The University is conveniently placed, with Birmingham International Airport nearby and first-rate transport connections to London and the rest of the UK.

Our international pages contain a wealth of information for international students who are considering applying to study here, including:

Facilities & Staff

Our Facilities

When you join Birmingham City University, the first thing you will notice is the high standard of our campuses.

With an investment of over £400 million across our buildings and facilities, we are committed to giving you the very best learning environment to help shape your experience.

State-of-the-art facilities

You will learn in our state-of-the-art facilities - including the £62m fully-digital Media Centre - located on the City Centre Campus.
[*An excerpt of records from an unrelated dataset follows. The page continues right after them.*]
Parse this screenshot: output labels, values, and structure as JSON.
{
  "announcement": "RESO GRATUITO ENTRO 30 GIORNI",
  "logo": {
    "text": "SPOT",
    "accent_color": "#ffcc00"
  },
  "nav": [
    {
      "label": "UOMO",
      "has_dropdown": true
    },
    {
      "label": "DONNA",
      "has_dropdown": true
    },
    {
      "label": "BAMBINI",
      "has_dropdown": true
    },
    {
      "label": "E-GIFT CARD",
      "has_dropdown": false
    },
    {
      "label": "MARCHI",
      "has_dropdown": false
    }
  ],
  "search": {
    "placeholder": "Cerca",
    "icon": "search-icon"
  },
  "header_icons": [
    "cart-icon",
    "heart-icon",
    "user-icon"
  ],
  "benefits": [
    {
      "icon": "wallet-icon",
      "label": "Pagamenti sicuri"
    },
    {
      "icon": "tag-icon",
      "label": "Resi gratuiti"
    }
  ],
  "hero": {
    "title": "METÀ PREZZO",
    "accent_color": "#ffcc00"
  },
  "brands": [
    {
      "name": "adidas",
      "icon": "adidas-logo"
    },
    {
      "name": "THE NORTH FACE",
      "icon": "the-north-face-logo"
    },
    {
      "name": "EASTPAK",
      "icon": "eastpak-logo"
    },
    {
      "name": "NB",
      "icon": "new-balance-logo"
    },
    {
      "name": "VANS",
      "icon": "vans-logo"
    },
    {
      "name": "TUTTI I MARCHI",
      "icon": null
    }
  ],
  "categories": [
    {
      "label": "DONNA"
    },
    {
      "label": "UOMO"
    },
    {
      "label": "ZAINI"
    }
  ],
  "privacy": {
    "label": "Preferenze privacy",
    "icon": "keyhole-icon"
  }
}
You will enjoy access to extensive studio and workshop space including four TV studios, six radio studios and broadcast-standard edit suites, as well as cutting-edge equipment and software.

Facilities include the largest TV floor of any university in the UK, a ‘green screen’ and a BOLT JR+ high-speed camera robot.

Our staff

Dr. Hazel Collie

Course Leader - Media and Communication

Hazel Collie teaches on research based modules across all three years of the BA Media and Communication degree. She is the ethical review co-ordinator for BCMCR (Birmingham Centre of Media and Cultural Research) and is the student welfare officer in the School of Media.

More about Hazel

Dr Poppy Wilde

Senior Lecturer in Media and Communication, Course Director for MA Media and Cultural Studies

Dr Poppy Wilde is a Senior Lecturer in Media and Communication and Course Director for the MA in Media and Cultural Studies. Her research focuses on what it means and how feels to be posthuman, by exploring how posthuman subjectivities are enabled and embodied. Her research, sometimes autoethnographic, explores game subjectivities, zombies,...

More about Poppy

Dave Harte

Interim Head of English and Media

Dave Harte is Associate Professor in Journalism and Media Studies. His research is focused on local and community journalism, and he has published widely on these topics.

More about Dave

Dr Sarah Wood

Head of English and Media

Sarah Wood holds degrees from JMU, the University of Liverpool, and Birmingham City University, where she gained her PhD. Her research interests are in feminism and science fiction. She has an article on Octavia Butler forthcoming in FEMSPEC and is working on further studies of Butler as well as of Nalo Hopkinson and slave narrative.

More about Sarah

Ross Hawkes

Ross leads the journalism pathway. He was previously a sports writer, sub-editor, page designer, news reporter, web editor, features writer and editor, before leading Trinity Mirror's digital programme in the Midlands. He also founded and currently runs award-winning hyperlocal website, LichfieldLive, which has been used an example of...

More about Ross

Dr Gemma Commane

Senior Lecturer in Media and Communication, MA Cultural Studies

Dr Gemma Commane is a Senior Lecturer in Media and Communications. Broadly the areas of her expertise span the fields of media and cultural studies and gender and sexuality. Her research interests focus on contemporary cultural studies, gender and sexuality, queer studies, sexual economies and entrepreneurship, dangerous femininities and...

More about Gemma

Hilary Weston Jones

Lecturer in Professional and Academic Development

Hilary specialises in embedding employability within modules across all years and supporting students with securing work placements. Having spent 24 years working as a Television Production Manager (BBC and Independents), Hilary teaches and mentors students within this area.

More about Hilary